- Required work
Return every record below exactly; leave out the images.

- The data
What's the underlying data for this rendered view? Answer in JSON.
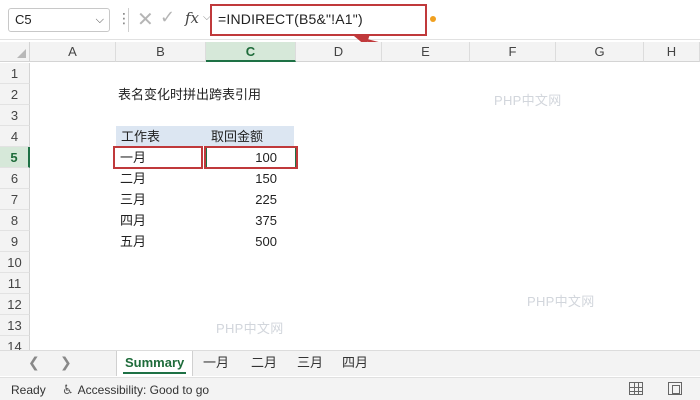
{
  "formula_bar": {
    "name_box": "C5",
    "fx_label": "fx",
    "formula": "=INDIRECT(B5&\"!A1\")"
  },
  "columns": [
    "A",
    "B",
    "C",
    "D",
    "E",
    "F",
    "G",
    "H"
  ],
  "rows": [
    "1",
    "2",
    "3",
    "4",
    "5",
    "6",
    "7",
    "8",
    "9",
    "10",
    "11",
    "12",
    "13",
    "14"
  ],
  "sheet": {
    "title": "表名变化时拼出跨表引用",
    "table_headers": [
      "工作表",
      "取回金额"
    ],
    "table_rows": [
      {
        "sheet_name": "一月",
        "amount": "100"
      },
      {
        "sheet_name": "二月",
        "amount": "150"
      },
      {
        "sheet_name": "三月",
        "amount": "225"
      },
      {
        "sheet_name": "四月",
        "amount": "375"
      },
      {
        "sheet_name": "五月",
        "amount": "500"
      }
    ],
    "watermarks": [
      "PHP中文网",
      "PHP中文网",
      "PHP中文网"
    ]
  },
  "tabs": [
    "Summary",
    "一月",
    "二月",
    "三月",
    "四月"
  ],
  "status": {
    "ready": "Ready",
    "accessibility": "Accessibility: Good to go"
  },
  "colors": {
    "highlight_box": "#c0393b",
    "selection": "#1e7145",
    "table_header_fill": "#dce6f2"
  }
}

- Answer below
What's the underlying data for this rendered view? Answer in JSON.
{
  "formula_bar": {
    "name_box": "C5",
    "fx_label": "fx",
    "formula": "=INDIRECT(B5&\"!A1\")"
  },
  "columns": [
    "A",
    "B",
    "C",
    "D",
    "E",
    "F",
    "G",
    "H"
  ],
  "rows": [
    "1",
    "2",
    "3",
    "4",
    "5",
    "6",
    "7",
    "8",
    "9",
    "10",
    "11",
    "12",
    "13",
    "14"
  ],
  "sheet": {
    "title": "表名变化时拼出跨表引用",
    "table_headers": [
      "工作表",
      "取回金额"
    ],
    "table_rows": [
      {
        "sheet_name": "一月",
        "amount": "100"
      },
      {
        "sheet_name": "二月",
        "amount": "150"
      },
      {
        "sheet_name": "三月",
        "amount": "225"
      },
      {
        "sheet_name": "四月",
        "amount": "375"
      },
      {
        "sheet_name": "五月",
        "amount": "500"
      }
    ],
    "watermarks": [
      "PHP中文网",
      "PHP中文网",
      "PHP中文网"
    ]
  },
  "tabs": [
    "Summary",
    "一月",
    "二月",
    "三月",
    "四月"
  ],
  "status": {
    "ready": "Ready",
    "accessibility": "Accessibility: Good to go"
  },
  "colors": {
    "highlight_box": "#c0393b",
    "selection": "#1e7145",
    "table_header_fill": "#dce6f2"
  }
}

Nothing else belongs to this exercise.